Chris raises the further question of whether this “displaced allegiance [is] welcome or irritating to the recipients”. I don’t know. I imagine that sometimes it is and sometimes it isn’t, and that that depends on the context: there’s more than one public for sport, that’s usually a very good thing, and the problem he raises is not unique to matters of national identifications: what do local supporters of Liverpool and Manchester United make of the southern middle-class kids who fetishise those teams? Or, closer to my home at least, what do the supporters of Oxford United make of the small number of university students who go to the games, and would they like there to be a lot more of them, such that the overall character of the fan base were to change significantly in its social composition? I’m sure many Irish and Welsh fans would find my occasional support for their rugby teams ridiculous and not especially welcome.

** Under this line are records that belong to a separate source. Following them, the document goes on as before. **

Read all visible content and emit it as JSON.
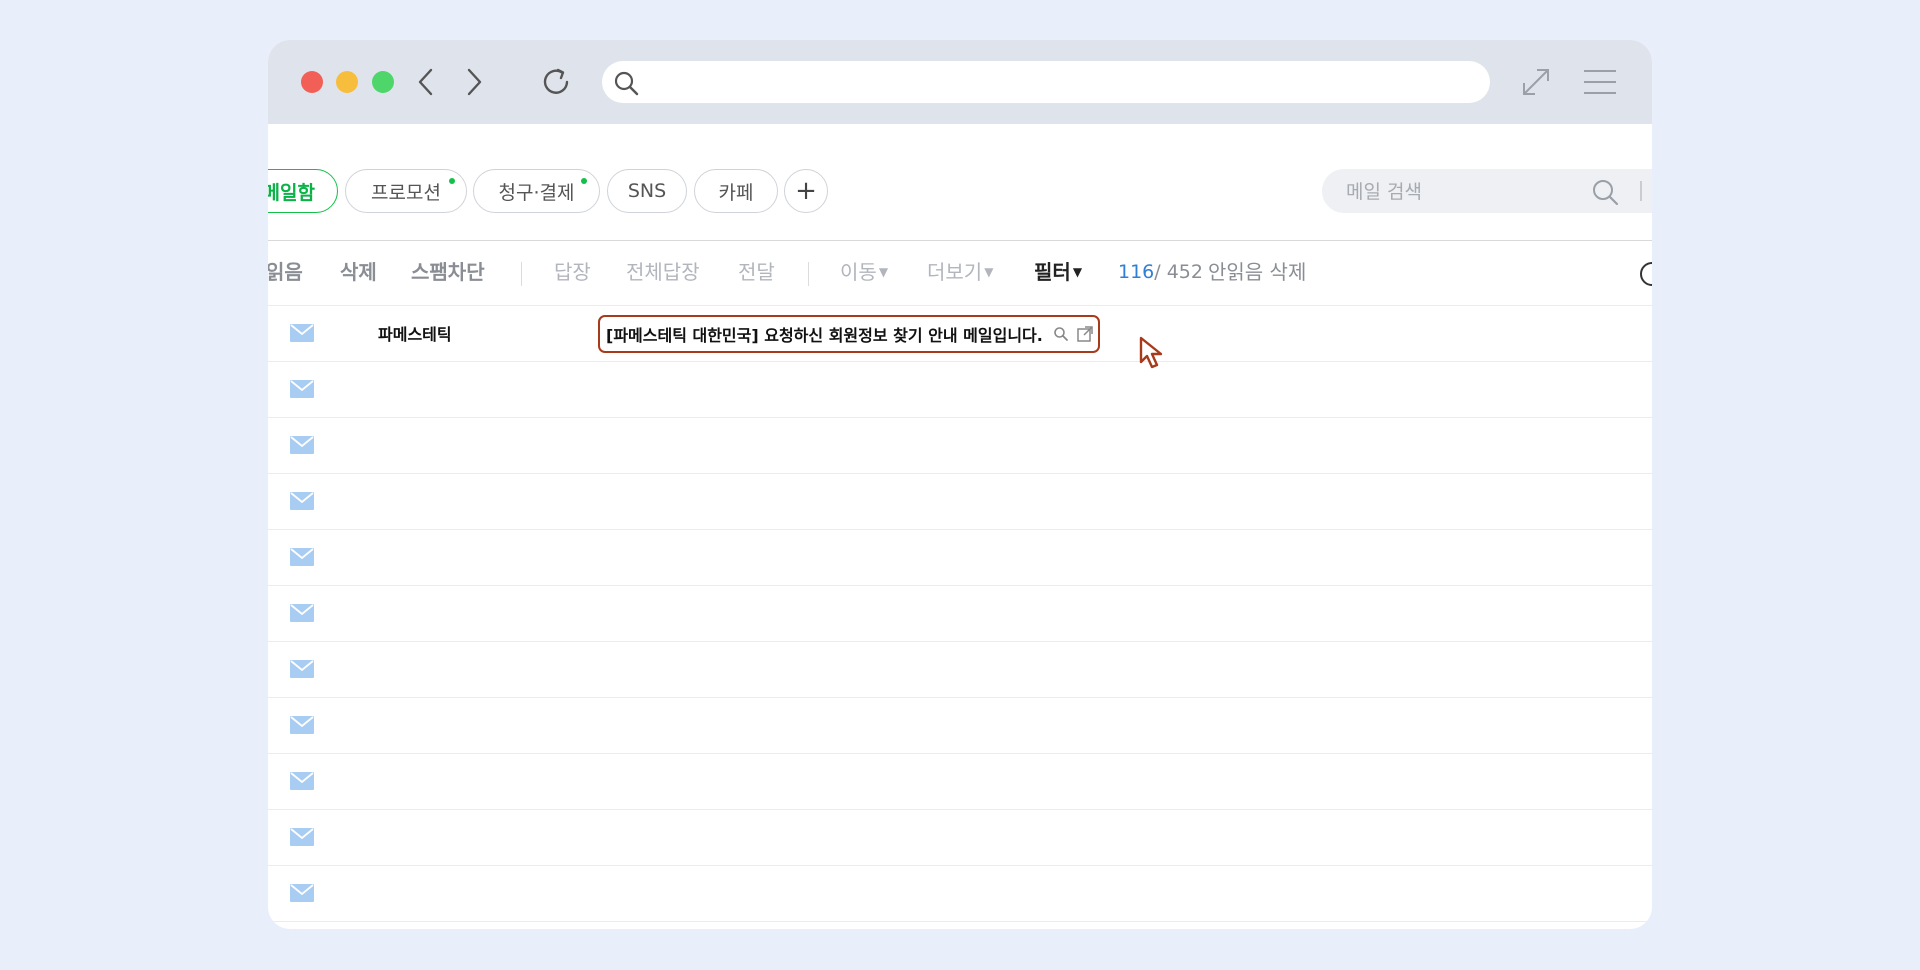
{
  "browser": {
    "address_value": "",
    "icons": [
      "back-icon",
      "forward-icon",
      "reload-icon",
      "search-icon",
      "expand-icon",
      "menu-icon"
    ]
  },
  "folders": [
    {
      "label": "메일함",
      "active": true,
      "dot": false
    },
    {
      "label": "프로모션",
      "active": false,
      "dot": true
    },
    {
      "label": "청구·결제",
      "active": false,
      "dot": true
    },
    {
      "label": "SNS",
      "active": false,
      "dot": false
    },
    {
      "label": "카페",
      "active": false,
      "dot": false
    },
    {
      "label": "+",
      "active": false,
      "dot": false
    }
  ],
  "search": {
    "placeholder": "메일 검색"
  },
  "toolbar": {
    "read": "읽음",
    "delete": "삭제",
    "spam": "스팸차단",
    "reply": "답장",
    "reply_all": "전체답장",
    "forward": "전달",
    "move": "이동",
    "more": "더보기",
    "filter": "필터",
    "unread_count": "116",
    "total_count": "/ 452",
    "delete_unread": "안읽음 삭제"
  },
  "mails": [
    {
      "sender": "파메스테틱",
      "subject": "[파메스테틱 대한민국] 요청하신 회원정보 찾기 안내 메일입니다."
    },
    {
      "sender": "",
      "subject": ""
    },
    {
      "sender": "",
      "subject": ""
    },
    {
      "sender": "",
      "subject": ""
    },
    {
      "sender": "",
      "subject": ""
    },
    {
      "sender": "",
      "subject": ""
    },
    {
      "sender": "",
      "subject": ""
    },
    {
      "sender": "",
      "subject": ""
    },
    {
      "sender": "",
      "subject": ""
    },
    {
      "sender": "",
      "subject": ""
    },
    {
      "sender": "",
      "subject": ""
    },
    {
      "sender": "",
      "subject": ""
    }
  ],
  "colors": {
    "accent_green": "#13c04a",
    "unread_blue": "#2f7fd6",
    "highlight_border": "#a83a1c",
    "envelope": "#a9cdf2"
  }
}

But I also suspect that if I were to go to Lansdowne Road with my Irish uncles-by-marriage for Ireland v England (not an implausible possibility), they would both want me to cheer for Ireland and reserve the right to take the piss out of me as a representative Englishman where appropriate — and that seems entirely reasonable on their part.

There’s only one sports team about which I feel thoroughly and uncomplicatedly partisan, and that’s the Boston Red Sox. I was very surprised that I became interested in baseball at all, and after first going to a game at Fenway Park in 1996 my interest has continued to grow, and has (so far) survived a migration back from New to Old England three years ago. It’s not always easy to be a Sox fan on this side of the Atlantic (the internet — which, among other things, streams the WEEI Red Sox Radio Network — is invaluable), and I don’t quite know how I’ll feel about the Sox when all of the players I used to go and see or watch on television — Nomar Garciaparra, Pedro Martinez, Jason Varitek, Tim Wakefield and a handful of others — are no longer playing for the club. But I do enjoy being a Red Sox fan, enjoy hating the Yankees, and right now all I’m thinking is, Wait till next year!

… Except that before next year, there’s next week-end, and the matter of who to support in France vs England. Well, I have an aunt who lives in Normandy…